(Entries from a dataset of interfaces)
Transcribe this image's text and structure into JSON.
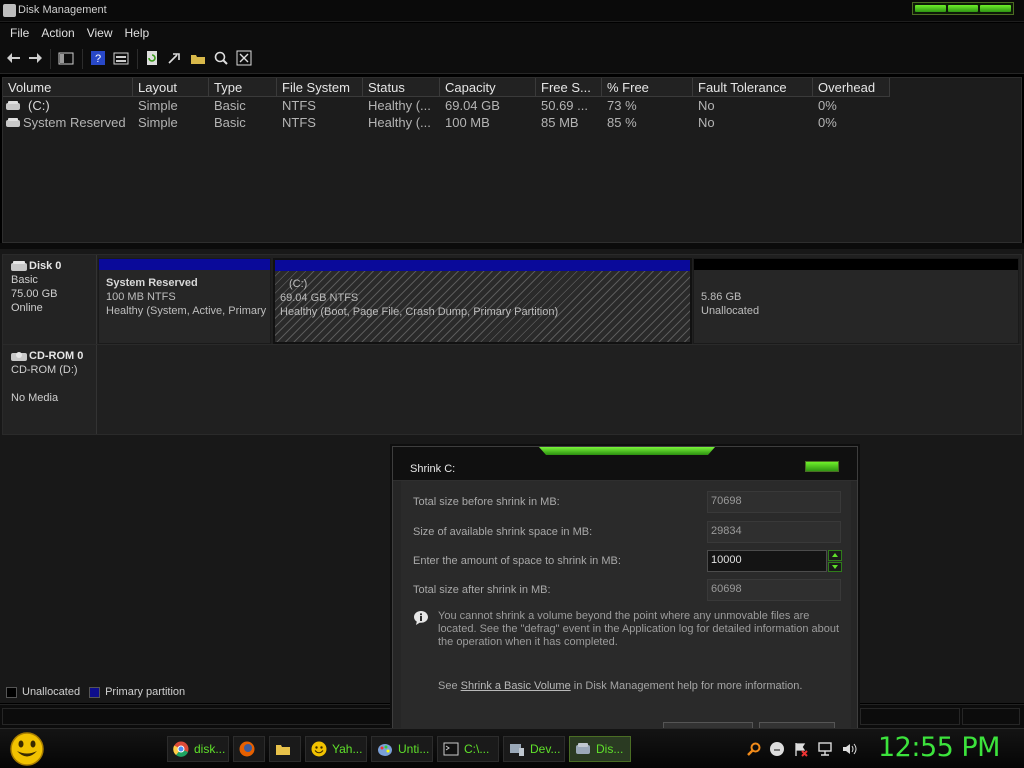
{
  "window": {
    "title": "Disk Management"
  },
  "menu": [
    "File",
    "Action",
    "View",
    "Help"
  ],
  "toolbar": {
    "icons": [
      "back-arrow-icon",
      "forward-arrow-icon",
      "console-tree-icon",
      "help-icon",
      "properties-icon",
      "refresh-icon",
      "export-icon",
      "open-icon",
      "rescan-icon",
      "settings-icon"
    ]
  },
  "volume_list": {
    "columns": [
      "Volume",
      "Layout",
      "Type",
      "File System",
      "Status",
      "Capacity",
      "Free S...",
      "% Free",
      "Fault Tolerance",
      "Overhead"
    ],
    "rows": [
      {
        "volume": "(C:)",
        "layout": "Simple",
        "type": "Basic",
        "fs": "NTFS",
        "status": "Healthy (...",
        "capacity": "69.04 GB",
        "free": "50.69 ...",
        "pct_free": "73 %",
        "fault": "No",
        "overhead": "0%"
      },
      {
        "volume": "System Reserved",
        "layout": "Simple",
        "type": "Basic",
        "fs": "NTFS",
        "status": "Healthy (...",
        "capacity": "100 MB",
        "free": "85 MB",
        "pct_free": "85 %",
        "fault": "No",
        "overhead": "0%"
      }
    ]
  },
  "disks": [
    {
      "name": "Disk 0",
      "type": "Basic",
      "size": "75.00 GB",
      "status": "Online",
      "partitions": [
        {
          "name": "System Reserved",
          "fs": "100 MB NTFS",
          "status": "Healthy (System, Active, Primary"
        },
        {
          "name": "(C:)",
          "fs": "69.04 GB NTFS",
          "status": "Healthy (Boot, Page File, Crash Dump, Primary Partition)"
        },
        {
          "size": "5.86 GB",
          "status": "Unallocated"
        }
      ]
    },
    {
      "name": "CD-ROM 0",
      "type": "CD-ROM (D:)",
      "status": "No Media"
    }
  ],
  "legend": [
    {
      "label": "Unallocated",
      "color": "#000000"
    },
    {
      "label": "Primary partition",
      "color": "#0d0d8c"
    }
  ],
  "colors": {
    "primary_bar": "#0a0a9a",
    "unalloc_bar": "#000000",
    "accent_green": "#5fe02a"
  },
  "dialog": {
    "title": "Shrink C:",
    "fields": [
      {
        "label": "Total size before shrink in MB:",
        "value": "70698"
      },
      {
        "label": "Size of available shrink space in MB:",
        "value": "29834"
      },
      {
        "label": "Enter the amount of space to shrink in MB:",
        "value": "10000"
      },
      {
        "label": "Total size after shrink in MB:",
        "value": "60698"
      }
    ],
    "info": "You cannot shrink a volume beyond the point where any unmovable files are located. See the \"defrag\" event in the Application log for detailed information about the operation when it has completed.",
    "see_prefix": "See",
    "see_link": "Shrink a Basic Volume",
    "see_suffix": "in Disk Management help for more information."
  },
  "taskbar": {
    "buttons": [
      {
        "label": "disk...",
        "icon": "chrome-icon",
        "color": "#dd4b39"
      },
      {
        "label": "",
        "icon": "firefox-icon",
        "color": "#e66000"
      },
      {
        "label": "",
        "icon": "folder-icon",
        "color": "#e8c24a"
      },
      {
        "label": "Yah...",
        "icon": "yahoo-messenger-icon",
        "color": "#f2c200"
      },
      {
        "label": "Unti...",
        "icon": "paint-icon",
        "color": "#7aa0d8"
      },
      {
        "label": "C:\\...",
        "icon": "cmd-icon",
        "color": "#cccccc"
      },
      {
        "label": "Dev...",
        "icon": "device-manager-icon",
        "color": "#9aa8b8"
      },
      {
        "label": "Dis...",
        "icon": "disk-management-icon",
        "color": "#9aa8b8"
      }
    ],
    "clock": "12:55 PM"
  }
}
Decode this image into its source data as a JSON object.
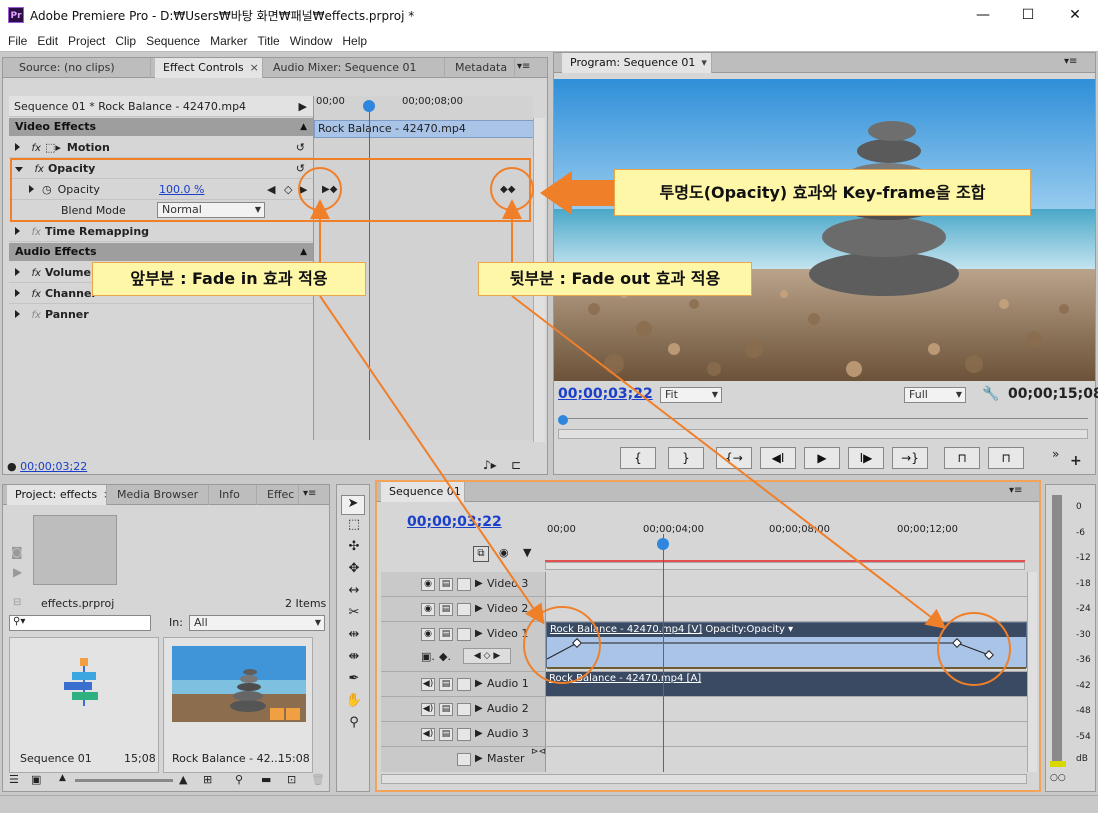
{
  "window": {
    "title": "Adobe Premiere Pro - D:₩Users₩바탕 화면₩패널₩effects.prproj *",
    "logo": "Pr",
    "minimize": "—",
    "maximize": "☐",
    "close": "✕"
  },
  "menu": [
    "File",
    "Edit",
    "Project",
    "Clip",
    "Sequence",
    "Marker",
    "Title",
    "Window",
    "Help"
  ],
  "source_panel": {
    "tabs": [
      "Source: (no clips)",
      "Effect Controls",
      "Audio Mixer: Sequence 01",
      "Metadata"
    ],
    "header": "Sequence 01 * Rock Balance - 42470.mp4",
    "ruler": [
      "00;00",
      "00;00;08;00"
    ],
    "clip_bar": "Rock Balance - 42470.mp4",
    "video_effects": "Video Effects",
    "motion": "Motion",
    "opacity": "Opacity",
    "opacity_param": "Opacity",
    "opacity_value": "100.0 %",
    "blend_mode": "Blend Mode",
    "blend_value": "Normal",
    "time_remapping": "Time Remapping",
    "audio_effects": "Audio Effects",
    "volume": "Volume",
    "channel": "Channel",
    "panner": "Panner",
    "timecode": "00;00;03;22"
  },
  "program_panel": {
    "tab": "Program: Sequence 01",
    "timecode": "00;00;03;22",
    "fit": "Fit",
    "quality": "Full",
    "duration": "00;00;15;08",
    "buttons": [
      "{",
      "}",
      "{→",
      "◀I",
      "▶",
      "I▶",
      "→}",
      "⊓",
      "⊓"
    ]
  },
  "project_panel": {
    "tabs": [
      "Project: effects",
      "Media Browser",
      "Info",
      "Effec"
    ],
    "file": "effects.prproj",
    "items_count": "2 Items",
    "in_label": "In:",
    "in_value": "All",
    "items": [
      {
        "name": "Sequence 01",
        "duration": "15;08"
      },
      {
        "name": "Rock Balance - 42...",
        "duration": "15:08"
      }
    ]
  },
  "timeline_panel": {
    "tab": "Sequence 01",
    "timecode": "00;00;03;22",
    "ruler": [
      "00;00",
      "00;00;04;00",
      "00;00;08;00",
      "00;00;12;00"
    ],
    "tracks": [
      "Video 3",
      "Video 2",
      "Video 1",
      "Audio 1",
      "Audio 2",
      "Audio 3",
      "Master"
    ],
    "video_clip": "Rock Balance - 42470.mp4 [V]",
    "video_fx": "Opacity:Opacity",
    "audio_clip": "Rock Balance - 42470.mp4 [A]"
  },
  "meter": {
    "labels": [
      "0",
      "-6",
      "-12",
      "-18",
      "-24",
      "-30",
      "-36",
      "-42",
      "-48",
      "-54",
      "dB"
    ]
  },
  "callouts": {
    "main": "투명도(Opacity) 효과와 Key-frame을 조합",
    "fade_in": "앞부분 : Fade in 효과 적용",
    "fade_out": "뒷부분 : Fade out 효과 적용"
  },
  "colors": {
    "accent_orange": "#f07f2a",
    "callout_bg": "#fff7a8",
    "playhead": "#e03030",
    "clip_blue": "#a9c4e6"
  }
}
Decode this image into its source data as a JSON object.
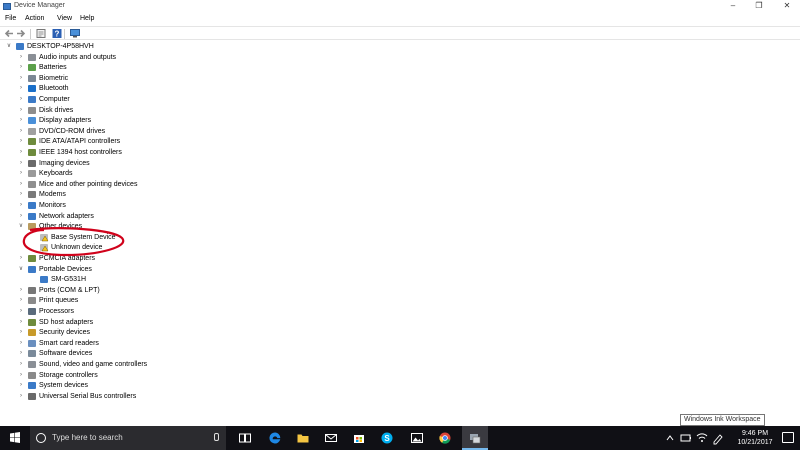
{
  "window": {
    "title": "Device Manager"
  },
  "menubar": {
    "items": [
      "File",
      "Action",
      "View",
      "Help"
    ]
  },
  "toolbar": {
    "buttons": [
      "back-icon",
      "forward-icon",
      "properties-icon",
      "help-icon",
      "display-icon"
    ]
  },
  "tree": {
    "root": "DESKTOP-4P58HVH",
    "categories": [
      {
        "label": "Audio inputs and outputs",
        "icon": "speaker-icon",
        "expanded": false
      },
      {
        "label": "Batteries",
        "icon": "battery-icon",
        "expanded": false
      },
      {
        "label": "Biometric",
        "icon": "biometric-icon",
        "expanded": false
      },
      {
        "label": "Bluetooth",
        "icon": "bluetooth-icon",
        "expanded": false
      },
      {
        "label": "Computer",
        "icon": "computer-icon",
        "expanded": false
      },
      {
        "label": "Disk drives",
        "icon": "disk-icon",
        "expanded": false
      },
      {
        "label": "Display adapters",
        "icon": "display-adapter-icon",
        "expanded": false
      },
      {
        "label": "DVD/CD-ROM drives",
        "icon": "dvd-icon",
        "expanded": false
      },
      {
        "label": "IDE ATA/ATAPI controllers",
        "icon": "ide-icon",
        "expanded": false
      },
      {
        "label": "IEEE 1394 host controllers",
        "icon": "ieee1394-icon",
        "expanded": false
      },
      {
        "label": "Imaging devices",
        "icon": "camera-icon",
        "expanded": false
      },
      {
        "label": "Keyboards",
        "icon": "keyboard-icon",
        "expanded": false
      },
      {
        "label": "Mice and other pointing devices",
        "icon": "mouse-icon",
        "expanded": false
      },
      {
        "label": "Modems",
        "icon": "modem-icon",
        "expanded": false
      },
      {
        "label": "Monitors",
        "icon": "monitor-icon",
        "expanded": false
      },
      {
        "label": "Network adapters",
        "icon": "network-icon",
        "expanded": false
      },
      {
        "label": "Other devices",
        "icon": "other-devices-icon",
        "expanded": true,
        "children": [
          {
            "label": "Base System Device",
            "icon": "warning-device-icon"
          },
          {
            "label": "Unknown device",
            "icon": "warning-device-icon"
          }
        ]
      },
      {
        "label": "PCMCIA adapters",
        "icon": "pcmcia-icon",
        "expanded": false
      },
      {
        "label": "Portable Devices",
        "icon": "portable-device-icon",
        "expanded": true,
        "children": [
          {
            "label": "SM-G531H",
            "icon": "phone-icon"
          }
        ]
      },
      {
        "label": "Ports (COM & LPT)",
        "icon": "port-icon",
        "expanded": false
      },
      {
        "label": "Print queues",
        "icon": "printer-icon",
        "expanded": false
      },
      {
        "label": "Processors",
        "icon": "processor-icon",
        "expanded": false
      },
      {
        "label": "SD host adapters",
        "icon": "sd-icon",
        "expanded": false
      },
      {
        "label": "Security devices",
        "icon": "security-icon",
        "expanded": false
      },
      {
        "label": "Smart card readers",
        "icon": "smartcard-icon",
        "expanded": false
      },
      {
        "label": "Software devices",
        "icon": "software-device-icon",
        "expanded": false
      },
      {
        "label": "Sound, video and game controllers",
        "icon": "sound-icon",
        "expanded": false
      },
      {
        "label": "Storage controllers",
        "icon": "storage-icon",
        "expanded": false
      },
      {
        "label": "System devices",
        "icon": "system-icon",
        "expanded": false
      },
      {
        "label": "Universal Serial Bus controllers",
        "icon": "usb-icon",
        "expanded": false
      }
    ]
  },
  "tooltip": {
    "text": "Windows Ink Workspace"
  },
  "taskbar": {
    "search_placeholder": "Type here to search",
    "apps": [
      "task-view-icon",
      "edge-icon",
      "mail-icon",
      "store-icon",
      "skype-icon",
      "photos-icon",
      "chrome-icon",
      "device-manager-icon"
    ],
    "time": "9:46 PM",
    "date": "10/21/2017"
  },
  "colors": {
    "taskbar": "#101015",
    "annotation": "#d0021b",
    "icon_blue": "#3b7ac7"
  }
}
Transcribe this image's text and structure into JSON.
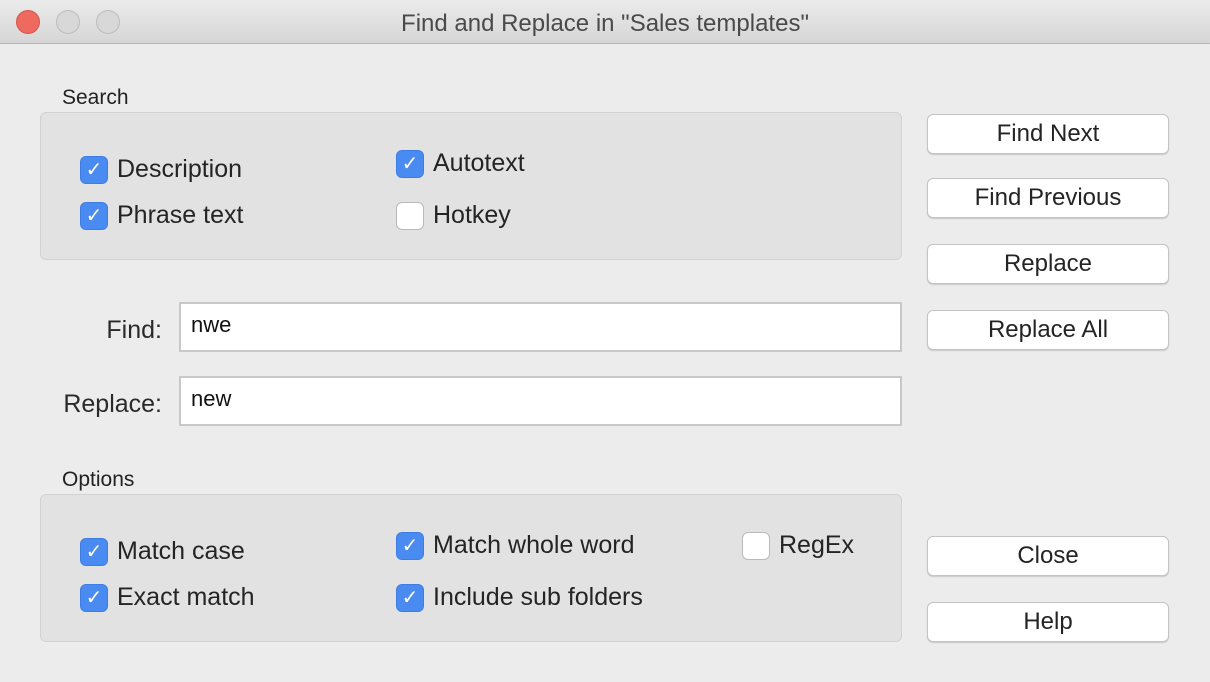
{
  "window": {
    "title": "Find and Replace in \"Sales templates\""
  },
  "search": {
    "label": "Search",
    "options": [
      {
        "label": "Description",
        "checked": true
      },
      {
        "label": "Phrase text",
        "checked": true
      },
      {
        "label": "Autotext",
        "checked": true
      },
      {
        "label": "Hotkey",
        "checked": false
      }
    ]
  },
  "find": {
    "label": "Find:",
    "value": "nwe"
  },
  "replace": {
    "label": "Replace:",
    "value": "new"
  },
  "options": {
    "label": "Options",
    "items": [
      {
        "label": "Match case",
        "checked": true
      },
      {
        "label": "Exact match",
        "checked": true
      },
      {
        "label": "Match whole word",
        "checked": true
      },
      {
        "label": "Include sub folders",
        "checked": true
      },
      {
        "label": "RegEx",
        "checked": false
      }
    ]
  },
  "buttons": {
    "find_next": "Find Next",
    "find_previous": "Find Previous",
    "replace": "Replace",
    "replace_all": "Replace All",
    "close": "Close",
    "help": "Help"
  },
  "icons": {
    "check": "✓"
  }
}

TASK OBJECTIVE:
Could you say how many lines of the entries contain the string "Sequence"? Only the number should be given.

EXERCISE RESPONSE:
6